Given entries:
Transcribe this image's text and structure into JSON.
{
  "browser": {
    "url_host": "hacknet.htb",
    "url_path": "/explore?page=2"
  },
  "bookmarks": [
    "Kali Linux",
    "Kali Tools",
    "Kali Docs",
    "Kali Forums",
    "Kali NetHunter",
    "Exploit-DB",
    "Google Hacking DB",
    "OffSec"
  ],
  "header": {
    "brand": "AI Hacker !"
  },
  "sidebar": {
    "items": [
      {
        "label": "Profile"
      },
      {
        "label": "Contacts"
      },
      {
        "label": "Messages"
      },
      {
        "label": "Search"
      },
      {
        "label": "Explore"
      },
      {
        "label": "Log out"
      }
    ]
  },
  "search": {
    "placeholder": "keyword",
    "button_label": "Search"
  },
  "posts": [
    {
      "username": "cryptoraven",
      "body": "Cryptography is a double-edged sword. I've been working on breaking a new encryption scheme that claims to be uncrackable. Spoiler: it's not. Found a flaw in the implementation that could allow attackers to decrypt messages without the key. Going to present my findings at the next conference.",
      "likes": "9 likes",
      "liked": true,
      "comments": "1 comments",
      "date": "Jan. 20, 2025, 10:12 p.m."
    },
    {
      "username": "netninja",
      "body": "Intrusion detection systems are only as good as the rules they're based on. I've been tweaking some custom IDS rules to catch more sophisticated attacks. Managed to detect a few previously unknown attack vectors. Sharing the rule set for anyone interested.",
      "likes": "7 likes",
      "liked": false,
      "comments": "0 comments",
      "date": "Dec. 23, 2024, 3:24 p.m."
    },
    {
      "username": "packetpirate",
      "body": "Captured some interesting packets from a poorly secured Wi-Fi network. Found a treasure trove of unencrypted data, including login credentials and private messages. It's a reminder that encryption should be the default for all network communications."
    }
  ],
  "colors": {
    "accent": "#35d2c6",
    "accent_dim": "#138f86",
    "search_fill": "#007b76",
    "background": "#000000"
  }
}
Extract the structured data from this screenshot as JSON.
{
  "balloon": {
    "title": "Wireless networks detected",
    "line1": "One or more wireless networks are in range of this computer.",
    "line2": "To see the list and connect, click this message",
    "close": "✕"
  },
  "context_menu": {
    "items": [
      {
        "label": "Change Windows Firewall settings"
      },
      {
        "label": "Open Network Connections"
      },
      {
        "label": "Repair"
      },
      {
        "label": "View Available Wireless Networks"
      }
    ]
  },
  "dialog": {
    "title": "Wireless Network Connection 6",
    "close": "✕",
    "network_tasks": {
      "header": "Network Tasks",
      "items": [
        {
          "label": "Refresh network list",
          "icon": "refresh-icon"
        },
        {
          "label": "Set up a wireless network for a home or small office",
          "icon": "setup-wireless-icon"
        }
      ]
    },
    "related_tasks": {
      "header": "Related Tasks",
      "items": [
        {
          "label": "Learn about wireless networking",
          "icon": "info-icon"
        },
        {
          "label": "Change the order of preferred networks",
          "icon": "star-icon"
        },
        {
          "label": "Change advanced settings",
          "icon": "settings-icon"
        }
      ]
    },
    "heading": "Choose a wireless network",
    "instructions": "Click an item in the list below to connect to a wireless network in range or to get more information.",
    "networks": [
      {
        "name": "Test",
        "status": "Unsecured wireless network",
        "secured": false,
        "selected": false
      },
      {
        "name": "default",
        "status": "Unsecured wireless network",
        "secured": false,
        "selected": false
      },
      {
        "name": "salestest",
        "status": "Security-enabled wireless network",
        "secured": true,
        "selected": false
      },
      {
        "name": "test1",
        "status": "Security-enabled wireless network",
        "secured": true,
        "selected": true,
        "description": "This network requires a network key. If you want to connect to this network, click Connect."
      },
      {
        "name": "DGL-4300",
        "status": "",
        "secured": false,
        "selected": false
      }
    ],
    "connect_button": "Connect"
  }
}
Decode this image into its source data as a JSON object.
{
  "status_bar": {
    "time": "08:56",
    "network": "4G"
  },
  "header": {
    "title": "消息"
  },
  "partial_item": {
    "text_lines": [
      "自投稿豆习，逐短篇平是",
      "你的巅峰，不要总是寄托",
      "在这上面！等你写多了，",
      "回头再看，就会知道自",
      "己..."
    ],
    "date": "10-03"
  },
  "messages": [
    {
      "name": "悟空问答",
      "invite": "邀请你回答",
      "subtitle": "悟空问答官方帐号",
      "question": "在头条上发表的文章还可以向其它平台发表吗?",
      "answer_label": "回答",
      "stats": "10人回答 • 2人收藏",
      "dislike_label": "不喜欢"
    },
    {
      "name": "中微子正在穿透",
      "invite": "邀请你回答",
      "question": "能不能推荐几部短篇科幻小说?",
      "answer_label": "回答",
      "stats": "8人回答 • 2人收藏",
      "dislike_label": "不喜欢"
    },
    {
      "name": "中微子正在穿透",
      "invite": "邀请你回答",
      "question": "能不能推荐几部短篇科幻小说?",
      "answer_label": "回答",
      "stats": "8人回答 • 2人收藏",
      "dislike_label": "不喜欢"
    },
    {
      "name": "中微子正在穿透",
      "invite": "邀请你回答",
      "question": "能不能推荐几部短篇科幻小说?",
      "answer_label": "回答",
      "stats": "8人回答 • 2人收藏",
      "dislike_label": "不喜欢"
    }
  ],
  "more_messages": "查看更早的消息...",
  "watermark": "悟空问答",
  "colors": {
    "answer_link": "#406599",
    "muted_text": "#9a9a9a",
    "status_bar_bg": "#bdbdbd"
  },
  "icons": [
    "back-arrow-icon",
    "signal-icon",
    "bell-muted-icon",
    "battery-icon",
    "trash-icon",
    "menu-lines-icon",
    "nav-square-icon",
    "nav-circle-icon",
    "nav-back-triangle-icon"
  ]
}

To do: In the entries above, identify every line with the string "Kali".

Response for this exercise:
    "Kali Linux",
    "Kali Tools",
    "Kali Docs",
    "Kali Forums",
    "Kali NetHunter",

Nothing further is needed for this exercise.